The draft languages framework, due to be published in September, will give 11-year-olds the chance to reach the same standard as they do in other subjects.
Languages are not compulsory in primaries but Charles Clarke, Education Secretary, has said he will consider making them mandatory if schools drag their feet. He is adamant that language learning is not just seen as a bolt-on - the National Languages Strategy has already criticised schools for relegating it to after-hours and lunch clubs.
In Wales, around 117 schools are taking part in a three-year pilot of French and German lessons for primary children. CiLT Cymru, the centre for languages, which is running the pilots, says there has been an enthusiastic reaction from pupils, parents and teachers. But it fears Wales is failing to make the most of its bilingual advantage. The Welsh Assembly has no plans as yet for a national roll-out of the pilot programme, and has rejected calls from CiLT Cymru for initial teacher-training courses in primary modern foreign languages. Such courses have been running in England for three years.
The draft key stage 2 modern foreign language framework for England outlines goals for each year group in four areas: oracy, literacy, knowledge about language and intercultural understanding. But Chris Davis, of the National Primary Headteachers' Association, said: "Finding an extra hour a week will be difficult, but as the emphasis on the core curriculum subjects is relaxed there may be more opportunity."

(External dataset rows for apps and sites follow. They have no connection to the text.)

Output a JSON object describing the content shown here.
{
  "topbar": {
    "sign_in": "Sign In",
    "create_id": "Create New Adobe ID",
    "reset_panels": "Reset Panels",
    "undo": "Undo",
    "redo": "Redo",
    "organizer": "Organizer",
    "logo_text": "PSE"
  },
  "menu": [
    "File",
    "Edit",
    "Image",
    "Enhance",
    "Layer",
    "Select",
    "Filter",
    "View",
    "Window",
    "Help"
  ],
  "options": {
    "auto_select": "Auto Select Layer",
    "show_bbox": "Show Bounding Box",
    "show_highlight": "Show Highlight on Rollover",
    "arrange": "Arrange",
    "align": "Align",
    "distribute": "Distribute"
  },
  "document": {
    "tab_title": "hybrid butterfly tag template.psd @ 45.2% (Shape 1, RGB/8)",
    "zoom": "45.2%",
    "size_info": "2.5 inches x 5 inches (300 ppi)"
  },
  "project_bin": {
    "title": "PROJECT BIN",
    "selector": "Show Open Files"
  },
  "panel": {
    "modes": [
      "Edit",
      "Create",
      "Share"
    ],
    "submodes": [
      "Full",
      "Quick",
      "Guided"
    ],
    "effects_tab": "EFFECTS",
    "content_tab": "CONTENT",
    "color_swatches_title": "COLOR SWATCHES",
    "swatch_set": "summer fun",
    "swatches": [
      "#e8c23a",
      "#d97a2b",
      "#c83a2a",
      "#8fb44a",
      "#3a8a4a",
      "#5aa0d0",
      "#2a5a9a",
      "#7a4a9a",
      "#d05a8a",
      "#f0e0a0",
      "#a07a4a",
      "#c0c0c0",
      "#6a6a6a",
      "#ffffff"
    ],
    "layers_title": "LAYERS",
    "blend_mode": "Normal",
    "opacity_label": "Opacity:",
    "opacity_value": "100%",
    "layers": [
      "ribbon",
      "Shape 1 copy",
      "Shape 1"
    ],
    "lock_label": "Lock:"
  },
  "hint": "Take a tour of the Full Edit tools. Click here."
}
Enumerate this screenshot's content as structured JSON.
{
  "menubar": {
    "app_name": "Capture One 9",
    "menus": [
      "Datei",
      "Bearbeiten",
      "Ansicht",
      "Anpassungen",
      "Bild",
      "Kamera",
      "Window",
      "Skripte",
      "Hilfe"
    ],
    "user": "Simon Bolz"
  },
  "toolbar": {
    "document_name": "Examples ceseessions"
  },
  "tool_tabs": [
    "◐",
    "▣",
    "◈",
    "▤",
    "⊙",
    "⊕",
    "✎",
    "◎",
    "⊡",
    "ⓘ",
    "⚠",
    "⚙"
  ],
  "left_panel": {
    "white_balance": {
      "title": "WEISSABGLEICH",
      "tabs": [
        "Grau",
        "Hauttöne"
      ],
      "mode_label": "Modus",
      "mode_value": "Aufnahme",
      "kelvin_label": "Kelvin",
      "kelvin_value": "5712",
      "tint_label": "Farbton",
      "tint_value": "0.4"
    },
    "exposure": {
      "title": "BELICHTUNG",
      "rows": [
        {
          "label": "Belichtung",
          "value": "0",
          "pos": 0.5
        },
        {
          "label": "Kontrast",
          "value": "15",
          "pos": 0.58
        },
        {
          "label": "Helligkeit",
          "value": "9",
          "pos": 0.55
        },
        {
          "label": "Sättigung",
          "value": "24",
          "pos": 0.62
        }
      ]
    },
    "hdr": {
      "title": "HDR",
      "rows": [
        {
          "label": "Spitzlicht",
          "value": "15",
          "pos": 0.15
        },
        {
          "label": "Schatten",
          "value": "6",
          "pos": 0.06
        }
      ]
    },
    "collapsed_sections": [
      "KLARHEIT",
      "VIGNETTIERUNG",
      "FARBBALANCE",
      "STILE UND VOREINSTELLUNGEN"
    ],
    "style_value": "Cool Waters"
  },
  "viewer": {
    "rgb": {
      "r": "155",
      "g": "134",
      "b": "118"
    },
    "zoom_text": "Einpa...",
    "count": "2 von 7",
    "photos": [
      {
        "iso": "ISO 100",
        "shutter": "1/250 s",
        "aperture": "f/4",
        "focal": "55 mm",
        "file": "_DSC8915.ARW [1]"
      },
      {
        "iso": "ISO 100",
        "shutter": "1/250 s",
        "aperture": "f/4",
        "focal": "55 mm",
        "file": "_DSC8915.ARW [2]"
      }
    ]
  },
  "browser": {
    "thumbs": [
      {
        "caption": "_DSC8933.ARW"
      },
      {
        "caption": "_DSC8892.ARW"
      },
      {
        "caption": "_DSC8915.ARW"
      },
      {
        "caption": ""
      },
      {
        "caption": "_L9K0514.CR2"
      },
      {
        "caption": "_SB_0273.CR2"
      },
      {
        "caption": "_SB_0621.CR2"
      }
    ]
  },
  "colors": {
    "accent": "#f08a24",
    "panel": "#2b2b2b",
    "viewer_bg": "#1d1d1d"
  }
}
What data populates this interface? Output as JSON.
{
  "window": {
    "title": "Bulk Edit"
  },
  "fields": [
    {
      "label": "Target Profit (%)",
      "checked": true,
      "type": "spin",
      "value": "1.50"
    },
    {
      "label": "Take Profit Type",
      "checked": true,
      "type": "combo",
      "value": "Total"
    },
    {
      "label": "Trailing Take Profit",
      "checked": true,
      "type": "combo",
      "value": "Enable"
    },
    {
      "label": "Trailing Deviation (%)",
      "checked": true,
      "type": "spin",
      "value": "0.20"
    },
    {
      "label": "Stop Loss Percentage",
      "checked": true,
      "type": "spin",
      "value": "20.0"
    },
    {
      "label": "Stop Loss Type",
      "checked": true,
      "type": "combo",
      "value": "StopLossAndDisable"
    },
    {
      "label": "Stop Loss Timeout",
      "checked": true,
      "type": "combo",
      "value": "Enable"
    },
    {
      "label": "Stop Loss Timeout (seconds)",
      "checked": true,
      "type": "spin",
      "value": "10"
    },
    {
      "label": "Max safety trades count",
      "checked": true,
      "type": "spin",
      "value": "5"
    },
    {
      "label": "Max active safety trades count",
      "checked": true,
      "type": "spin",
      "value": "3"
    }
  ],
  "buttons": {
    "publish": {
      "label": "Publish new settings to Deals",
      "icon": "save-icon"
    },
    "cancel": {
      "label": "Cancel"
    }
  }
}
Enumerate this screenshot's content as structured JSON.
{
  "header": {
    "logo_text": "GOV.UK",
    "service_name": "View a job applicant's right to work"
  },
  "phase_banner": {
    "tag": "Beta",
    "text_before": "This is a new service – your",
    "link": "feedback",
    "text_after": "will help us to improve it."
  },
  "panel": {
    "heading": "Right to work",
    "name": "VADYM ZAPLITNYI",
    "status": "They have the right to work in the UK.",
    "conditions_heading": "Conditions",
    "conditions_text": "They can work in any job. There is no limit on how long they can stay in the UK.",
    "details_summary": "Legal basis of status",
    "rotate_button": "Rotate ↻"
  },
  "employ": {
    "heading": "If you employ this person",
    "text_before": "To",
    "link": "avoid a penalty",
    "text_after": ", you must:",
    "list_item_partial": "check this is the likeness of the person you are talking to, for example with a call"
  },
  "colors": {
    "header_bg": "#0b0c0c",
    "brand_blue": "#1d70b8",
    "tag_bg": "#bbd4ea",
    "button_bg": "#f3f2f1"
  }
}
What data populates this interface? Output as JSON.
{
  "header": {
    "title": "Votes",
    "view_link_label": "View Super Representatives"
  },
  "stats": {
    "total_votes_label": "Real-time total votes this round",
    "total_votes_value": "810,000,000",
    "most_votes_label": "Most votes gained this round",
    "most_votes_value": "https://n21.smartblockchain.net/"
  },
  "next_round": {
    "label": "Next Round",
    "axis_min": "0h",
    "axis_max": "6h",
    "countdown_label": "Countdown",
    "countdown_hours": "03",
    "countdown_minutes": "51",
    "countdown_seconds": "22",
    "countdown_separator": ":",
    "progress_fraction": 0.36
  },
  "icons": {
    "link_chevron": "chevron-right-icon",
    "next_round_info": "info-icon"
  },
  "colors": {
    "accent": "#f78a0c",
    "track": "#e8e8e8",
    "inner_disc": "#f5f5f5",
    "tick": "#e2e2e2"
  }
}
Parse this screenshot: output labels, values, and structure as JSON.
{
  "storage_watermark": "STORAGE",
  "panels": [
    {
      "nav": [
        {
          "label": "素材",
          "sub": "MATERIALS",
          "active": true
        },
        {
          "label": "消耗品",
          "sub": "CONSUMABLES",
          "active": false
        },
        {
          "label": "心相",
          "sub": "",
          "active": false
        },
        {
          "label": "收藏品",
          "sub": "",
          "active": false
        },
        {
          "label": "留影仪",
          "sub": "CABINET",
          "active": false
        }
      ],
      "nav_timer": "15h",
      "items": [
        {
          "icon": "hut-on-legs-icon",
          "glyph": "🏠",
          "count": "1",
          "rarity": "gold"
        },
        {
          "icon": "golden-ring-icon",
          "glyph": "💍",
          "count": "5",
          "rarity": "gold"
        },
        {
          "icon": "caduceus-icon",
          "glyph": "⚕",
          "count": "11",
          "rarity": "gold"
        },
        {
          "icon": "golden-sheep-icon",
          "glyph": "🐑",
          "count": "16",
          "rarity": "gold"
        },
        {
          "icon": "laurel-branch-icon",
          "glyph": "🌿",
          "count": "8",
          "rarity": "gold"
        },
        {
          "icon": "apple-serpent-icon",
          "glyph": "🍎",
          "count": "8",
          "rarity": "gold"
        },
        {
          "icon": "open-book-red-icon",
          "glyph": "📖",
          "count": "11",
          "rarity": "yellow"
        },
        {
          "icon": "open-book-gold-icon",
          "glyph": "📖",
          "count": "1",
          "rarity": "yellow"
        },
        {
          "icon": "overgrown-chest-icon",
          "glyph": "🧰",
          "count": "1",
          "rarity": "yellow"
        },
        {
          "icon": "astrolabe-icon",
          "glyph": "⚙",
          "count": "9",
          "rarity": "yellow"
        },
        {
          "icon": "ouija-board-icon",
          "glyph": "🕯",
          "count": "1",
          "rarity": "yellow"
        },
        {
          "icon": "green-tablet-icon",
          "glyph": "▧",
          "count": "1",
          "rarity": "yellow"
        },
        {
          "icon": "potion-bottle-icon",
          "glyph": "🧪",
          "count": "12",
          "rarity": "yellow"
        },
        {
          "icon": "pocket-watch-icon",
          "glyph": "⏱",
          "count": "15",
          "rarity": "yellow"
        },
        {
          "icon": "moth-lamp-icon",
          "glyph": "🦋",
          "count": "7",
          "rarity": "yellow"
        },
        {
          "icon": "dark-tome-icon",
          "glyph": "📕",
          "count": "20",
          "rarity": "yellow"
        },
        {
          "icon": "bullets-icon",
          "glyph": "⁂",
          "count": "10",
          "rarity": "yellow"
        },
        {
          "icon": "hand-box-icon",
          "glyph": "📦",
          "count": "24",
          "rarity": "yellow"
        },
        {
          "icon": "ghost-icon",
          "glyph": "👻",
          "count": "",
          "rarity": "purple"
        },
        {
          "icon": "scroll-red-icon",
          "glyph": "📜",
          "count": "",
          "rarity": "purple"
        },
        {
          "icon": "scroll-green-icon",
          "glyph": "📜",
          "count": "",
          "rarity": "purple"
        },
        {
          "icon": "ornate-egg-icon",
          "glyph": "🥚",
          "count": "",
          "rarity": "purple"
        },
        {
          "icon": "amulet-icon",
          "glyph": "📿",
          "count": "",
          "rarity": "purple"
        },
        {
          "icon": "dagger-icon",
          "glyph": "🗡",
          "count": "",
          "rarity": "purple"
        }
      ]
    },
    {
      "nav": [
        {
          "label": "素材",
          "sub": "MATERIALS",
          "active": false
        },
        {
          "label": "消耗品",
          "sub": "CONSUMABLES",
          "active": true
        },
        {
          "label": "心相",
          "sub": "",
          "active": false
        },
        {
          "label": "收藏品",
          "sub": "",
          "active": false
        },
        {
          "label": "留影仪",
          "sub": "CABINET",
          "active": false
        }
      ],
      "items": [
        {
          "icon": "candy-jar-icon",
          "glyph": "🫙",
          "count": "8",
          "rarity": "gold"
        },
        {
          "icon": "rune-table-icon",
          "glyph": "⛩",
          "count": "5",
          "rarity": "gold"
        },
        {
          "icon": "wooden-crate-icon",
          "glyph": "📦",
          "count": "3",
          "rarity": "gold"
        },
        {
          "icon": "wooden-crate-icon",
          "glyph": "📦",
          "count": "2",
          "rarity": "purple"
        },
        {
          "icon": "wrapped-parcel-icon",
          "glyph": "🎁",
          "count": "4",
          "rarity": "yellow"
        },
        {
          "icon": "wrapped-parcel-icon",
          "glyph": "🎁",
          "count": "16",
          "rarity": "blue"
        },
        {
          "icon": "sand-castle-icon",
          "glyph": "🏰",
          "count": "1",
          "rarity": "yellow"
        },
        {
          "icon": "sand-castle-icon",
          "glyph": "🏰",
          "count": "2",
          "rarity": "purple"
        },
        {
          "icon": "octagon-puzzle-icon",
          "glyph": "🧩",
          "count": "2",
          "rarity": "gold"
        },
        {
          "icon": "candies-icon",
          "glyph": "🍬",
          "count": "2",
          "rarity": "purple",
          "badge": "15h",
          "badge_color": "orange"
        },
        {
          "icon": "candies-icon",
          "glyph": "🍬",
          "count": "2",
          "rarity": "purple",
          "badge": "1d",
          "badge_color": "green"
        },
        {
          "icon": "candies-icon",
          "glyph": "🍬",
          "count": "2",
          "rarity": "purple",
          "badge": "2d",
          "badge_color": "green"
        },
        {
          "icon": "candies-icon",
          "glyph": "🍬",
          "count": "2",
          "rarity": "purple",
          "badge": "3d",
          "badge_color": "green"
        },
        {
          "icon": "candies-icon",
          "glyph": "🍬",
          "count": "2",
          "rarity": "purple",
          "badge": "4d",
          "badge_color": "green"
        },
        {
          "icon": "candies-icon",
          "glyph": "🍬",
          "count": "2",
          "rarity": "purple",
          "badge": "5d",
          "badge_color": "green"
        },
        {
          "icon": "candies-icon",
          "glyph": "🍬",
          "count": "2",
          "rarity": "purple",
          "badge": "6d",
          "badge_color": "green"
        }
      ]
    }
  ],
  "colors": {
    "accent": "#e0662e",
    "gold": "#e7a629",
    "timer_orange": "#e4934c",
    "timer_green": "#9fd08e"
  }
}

A 2002 TES survey found that to introduce languages half of heads would cut time from humanities subjects.